◆ WORK INSTRUCTIONS ◆
Write back every record verbatim.
○ ○ ○ ○ ○
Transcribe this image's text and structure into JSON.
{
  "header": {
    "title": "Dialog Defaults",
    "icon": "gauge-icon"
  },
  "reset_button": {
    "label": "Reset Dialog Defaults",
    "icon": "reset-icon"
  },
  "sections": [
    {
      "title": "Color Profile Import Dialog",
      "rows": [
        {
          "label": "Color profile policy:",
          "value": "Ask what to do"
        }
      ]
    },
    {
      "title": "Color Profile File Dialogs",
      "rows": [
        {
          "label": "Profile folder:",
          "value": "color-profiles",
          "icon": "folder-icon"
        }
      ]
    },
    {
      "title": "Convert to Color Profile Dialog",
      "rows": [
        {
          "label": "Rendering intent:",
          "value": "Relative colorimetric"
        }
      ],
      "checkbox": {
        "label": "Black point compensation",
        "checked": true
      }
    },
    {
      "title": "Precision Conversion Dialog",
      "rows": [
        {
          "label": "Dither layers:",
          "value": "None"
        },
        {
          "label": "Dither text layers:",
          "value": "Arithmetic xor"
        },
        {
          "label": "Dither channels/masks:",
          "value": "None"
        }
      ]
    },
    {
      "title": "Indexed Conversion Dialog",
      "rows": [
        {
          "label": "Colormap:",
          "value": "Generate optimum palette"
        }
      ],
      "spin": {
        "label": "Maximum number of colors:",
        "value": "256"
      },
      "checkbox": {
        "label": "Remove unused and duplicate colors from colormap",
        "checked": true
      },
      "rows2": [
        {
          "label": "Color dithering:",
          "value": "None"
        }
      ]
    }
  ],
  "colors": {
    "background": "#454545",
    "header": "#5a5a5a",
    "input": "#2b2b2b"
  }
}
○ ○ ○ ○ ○
◆ THE ANSWER ◆
Transcribe this image's text and structure into JSON.
{
  "header": {
    "title": "Dialog Defaults",
    "icon": "gauge-icon"
  },
  "reset_button": {
    "label": "Reset Dialog Defaults",
    "icon": "reset-icon"
  },
  "sections": [
    {
      "title": "Color Profile Import Dialog",
      "rows": [
        {
          "label": "Color profile policy:",
          "value": "Ask what to do"
        }
      ]
    },
    {
      "title": "Color Profile File Dialogs",
      "rows": [
        {
          "label": "Profile folder:",
          "value": "color-profiles",
          "icon": "folder-icon"
        }
      ]
    },
    {
      "title": "Convert to Color Profile Dialog",
      "rows": [
        {
          "label": "Rendering intent:",
          "value": "Relative colorimetric"
        }
      ],
      "checkbox": {
        "label": "Black point compensation",
        "checked": true
      }
    },
    {
      "title": "Precision Conversion Dialog",
      "rows": [
        {
          "label": "Dither layers:",
          "value": "None"
        },
        {
          "label": "Dither text layers:",
          "value": "Arithmetic xor"
        },
        {
          "label": "Dither channels/masks:",
          "value": "None"
        }
      ]
    },
    {
      "title": "Indexed Conversion Dialog",
      "rows": [
        {
          "label": "Colormap:",
          "value": "Generate optimum palette"
        }
      ],
      "spin": {
        "label": "Maximum number of colors:",
        "value": "256"
      },
      "checkbox": {
        "label": "Remove unused and duplicate colors from colormap",
        "checked": true
      },
      "rows2": [
        {
          "label": "Color dithering:",
          "value": "None"
        }
      ]
    }
  ],
  "colors": {
    "background": "#454545",
    "header": "#5a5a5a",
    "input": "#2b2b2b"
  }
}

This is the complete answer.